An “Orange” Parade in the north of Ireland
(acest articál apiara dîn el glheþ Talossán aici)
I know that I describe one political party’s habit of trotting out inactive citizens at election times to robotically raise their hands (in public, no less!) for GOD SAVE THE KING AND YES TO WHATEVER MY OLD CRONIES SAY as a “loyalty parade”. But I forget that this time of year, they turn it into an actual parade.
Part of my ancestry is Irish Catholic, and north of the Border in the British-administered part of that island, parades and the routes they tread are a yearly source of political conflict, occasionally turning into street fights, arson, and the occasional act of terrorist murder.
It´s our culture, complain the pro-British, monarchist paraders.Why can’t we have our parade down whatever streets we want?
Because, reply the Irish-identifying republican population, this part of your culture is an assertion of your dominance over us, your historic victory over us, the fact that we have to live under your regime. This is not neighbourly behaviour.
Culture is political. It shouldn’t be, but it is. The opposite to the scenario above is the Gay Pride parades, where a historically oppressed group of citizens take to the streets to say we’re here, we’re queer, we’re not going to hide ourselves away because our fellow citizens would prefer we wouldn’t exist. What is the difference? I would say, it is the moral difference between the acts of dominant and submissive groups.
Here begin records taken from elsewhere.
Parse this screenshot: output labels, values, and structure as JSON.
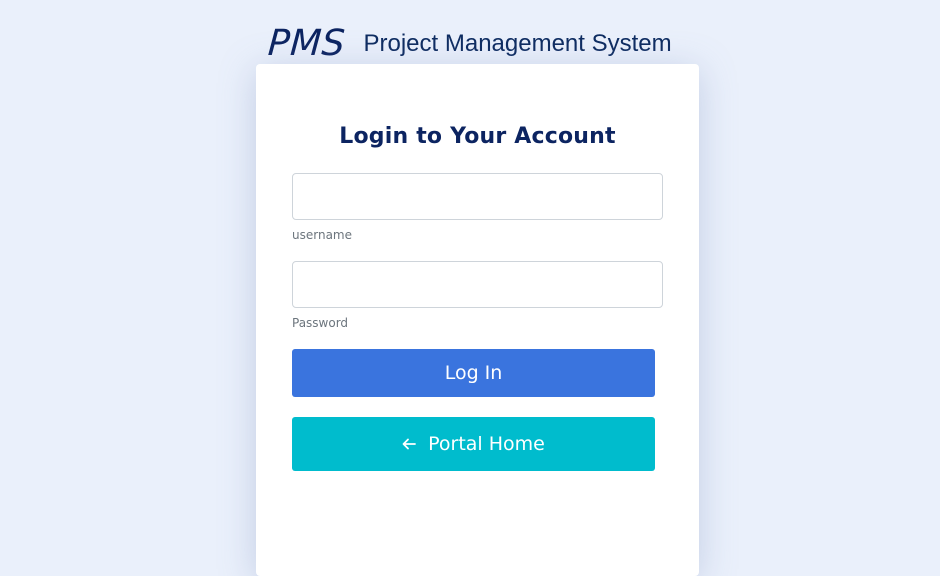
{
  "brand": {
    "logo": "PMS",
    "subtitle": "Project Management System"
  },
  "login": {
    "title": "Login to Your Account",
    "username_label": "username",
    "username_value": "",
    "password_label": "Password",
    "password_value": "",
    "login_button": "Log In",
    "portal_button": "Portal Home",
    "portal_icon": "arrow-left-icon"
  },
  "colors": {
    "background": "#eaf0fb",
    "brand_navy": "#0c2461",
    "login_button": "#3a74de",
    "portal_button": "#00bccd"
  }
}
Perhaps I am being naïve in believing that culture should come from all Talossans, and not be associated with any one political party. True, the culture of Fiôvâ stems from our shared history in the Talossan Republic, but it is open to all our citizens. Even ultra-monarchists can appreciate Fiôvân culture like the assumption of patronymics, toxophily, the Traditional Spelling of the national language, etc.
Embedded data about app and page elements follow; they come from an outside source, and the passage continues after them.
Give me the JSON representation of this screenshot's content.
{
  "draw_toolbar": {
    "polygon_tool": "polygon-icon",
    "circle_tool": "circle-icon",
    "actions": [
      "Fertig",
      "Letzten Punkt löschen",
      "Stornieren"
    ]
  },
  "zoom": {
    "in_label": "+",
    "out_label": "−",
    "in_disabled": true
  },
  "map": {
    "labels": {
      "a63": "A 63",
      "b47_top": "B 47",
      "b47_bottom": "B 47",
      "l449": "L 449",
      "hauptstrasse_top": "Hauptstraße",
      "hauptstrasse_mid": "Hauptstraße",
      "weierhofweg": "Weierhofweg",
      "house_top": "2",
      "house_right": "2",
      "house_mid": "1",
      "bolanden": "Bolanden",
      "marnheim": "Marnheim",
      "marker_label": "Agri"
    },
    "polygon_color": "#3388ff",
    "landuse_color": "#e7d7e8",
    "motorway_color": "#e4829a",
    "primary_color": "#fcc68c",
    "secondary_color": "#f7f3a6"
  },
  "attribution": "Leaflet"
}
For decades, our national culture was nothing more than the injokes of the King and his cronies. I have said before that the RUMP regime of 2007-2012 unwittingly perpetuated many of the features of the regime of Robert I, and this is one of them. Ex-Republicans, or Talossans whose ideas were formed before 2005, have no attachment to “beer as national currency”, the “Talossan-operatic” code of football, the Revised spelling of the language, etc.
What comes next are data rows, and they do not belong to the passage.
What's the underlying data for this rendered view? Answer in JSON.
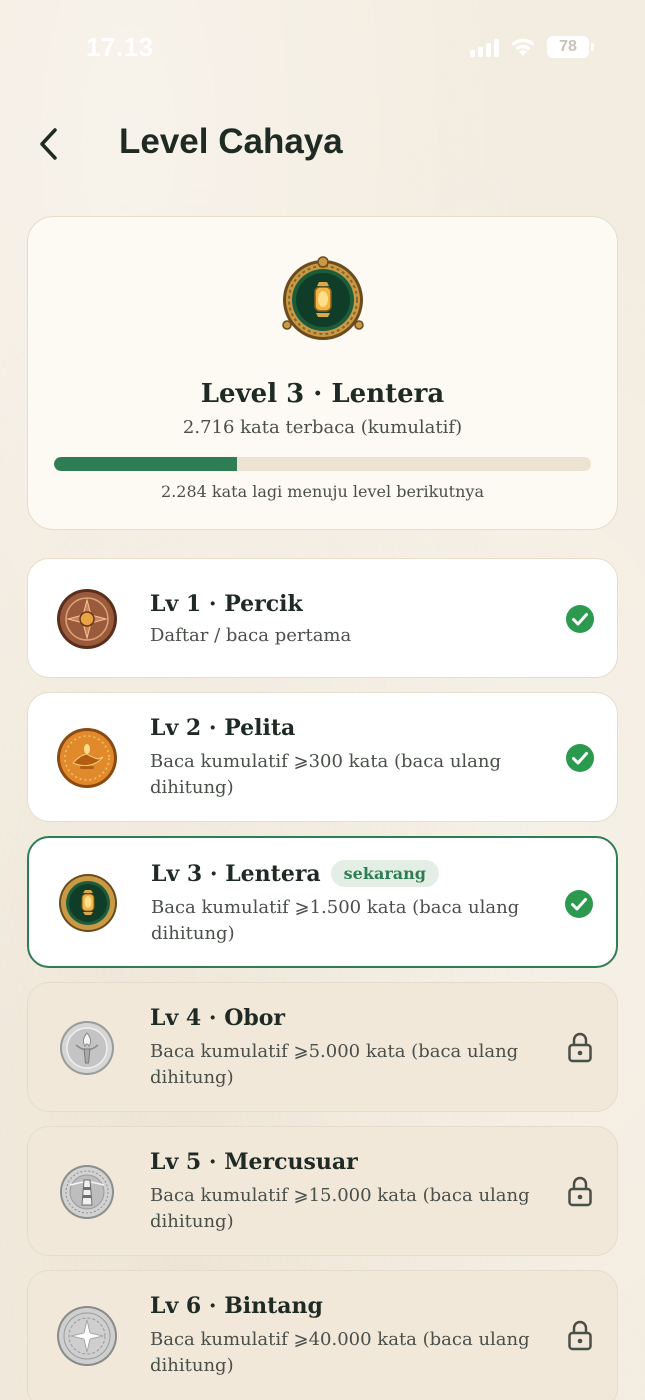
{
  "status_bar": {
    "time": "17.13",
    "battery": "78"
  },
  "header": {
    "title": "Level Cahaya"
  },
  "summary": {
    "level_label": "Level 3 · Lentera",
    "words_read": "2.716 kata terbaca (kumulatif)",
    "progress_fraction": 0.34,
    "remaining": "2.284 kata lagi menuju level berikutnya"
  },
  "colors": {
    "accent_green": "#2f7d55",
    "check_green": "#2c9a4e",
    "locked_bg": "#f1e8da",
    "page_bg": "#f3ece0"
  },
  "levels": [
    {
      "title": "Lv 1 · Percik",
      "desc": "Daftar / baca pertama",
      "status": "done",
      "medal": "bronze-medal-icon"
    },
    {
      "title": "Lv 2 · Pelita",
      "desc": "Baca kumulatif ⩾300 kata (baca ulang dihitung)",
      "status": "done",
      "medal": "oil-lamp-medal-icon"
    },
    {
      "title": "Lv 3 · Lentera",
      "desc": "Baca kumulatif ⩾1.500 kata (baca ulang dihitung)",
      "status": "current",
      "badge": "sekarang",
      "medal": "lantern-medal-icon"
    },
    {
      "title": "Lv 4 · Obor",
      "desc": "Baca kumulatif ⩾5.000 kata (baca ulang dihitung)",
      "status": "locked",
      "medal": "torch-medal-icon"
    },
    {
      "title": "Lv 5 · Mercusuar",
      "desc": "Baca kumulatif ⩾15.000 kata (baca ulang dihitung)",
      "status": "locked",
      "medal": "lighthouse-medal-icon"
    },
    {
      "title": "Lv 6 · Bintang",
      "desc": "Baca kumulatif ⩾40.000 kata (baca ulang dihitung)",
      "status": "locked",
      "medal": "star-medal-icon"
    }
  ]
}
A “monarchy-heraldry” parade would make some sense. A “RUMP Parade”, on the other hand, is the activity of a sub-subculture which used to be politically dominant, and can’t really believe that it isn’t any more, shoving its idea of culture into the faces of other Talossans. Not quite a Northern Irish Orange parade… more like a “Confederate Heritage” parade in Mississippi. Some of us have a problem with that.